For the fourth year, the University offers a CIRTL@UR Teaching-as-Research (TAR) Fellows program for graduate students and post-doctoral fellows in STEM fields. This program supports those who would like to explore a specific aspect of teaching through a research-based project. CIRTL@UR TAR Fellows will spend the Spring 2017 semester developing their own projects while also learning about teaching-as-research, learning communities,and learning-through-diversity. During the Fall 2017 semester, they will implement the project and analyze the results. The positions come with a $1,000 stipend for the year. More information about the program and a link to the application can be found here.
Introduction to Summer Teaching
Summer courses are highly condensed, and they typically enroll fewer students than academic-year courses. They consequently present special challenges to instructors, challenges that can be intensified when the instructor has had little or no prior experience designing and implementing his or her own course.
This workshop series will prepare graduate students for the unique challenges of teaching summer courses, and will provide hands-on experience designing course materials (including a syllabus) that they can use directly in their own teaching.
This workshop series consists of four half-day sessions to take place during the spring semester: Wednesdays March 15, 22, 29 and April 5, between9.00am and 12.30pm. The venue will be announced as soon as it has been fixed. Full attendance at all four sessions is required, since each one builds on the preceding one.
Topics to be addressed include:
- Setting course objectives
- Developing a syllabus (including teaching and learning activities, and assessment)
- Classroom dynamics
- Active learning strategies
- Communicating course goals and objectives to students
By the end of the series, students will have developed a syllabus outlining course objectives, materials, and learning strategies that they can circulate to students on the first day of class.
- Course objectives (aligned with teaching and learning activities, and assessment tasks)
- Practice in the use of lectures, discussion and group work

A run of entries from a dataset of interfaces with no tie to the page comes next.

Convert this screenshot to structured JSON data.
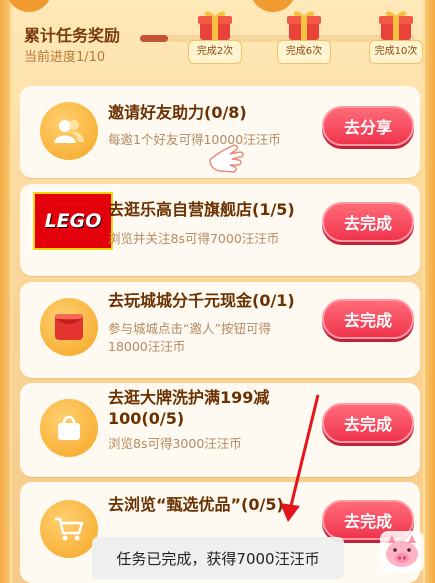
{
  "header": {
    "title": "累计任务奖励",
    "progress_text": "当前进度1/10",
    "progress_fraction": 0.1,
    "milestones": [
      {
        "label": "完成2次",
        "icon": "gift-box-icon"
      },
      {
        "label": "完成6次",
        "icon": "gift-box-icon"
      },
      {
        "label": "完成10次",
        "icon": "gift-box-icon"
      }
    ]
  },
  "tasks": [
    {
      "title": "邀请好友助力(0/8)",
      "desc": "每邀1个好友可得10000汪汪币",
      "button": "去分享",
      "icon": "friends-icon"
    },
    {
      "title": "去逛乐高自营旗舰店(1/5)",
      "desc": "浏览并关注8s可得7000汪汪币",
      "button": "去完成",
      "icon": "lego-logo",
      "logo_text": "LEGO"
    },
    {
      "title": "去玩城城分千元现金(0/1)",
      "desc": "参与城城点击“邀人”按钮可得18000汪汪币",
      "button": "去完成",
      "icon": "red-envelope-icon"
    },
    {
      "title": "去逛大牌洗护满199减100(0/5)",
      "desc": "浏览8s可得3000汪汪币",
      "button": "去完成",
      "icon": "shopping-bag-icon"
    },
    {
      "title": "去浏览“甄选优品”(0/5)",
      "desc": "",
      "button": "去完成",
      "icon": "shopping-cart-icon"
    }
  ],
  "toast": {
    "text": "任务已完成，获得7000汪汪币"
  },
  "colors": {
    "accent": "#f0344c",
    "card_bg": "#fffaf1",
    "title": "#6b3100"
  }
}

- Classroom strategies to handle difficult situations
- Self confidence in their own ability to teach
Interested graduate students should email Jenny Hadingham at firstname.lastname@example.org.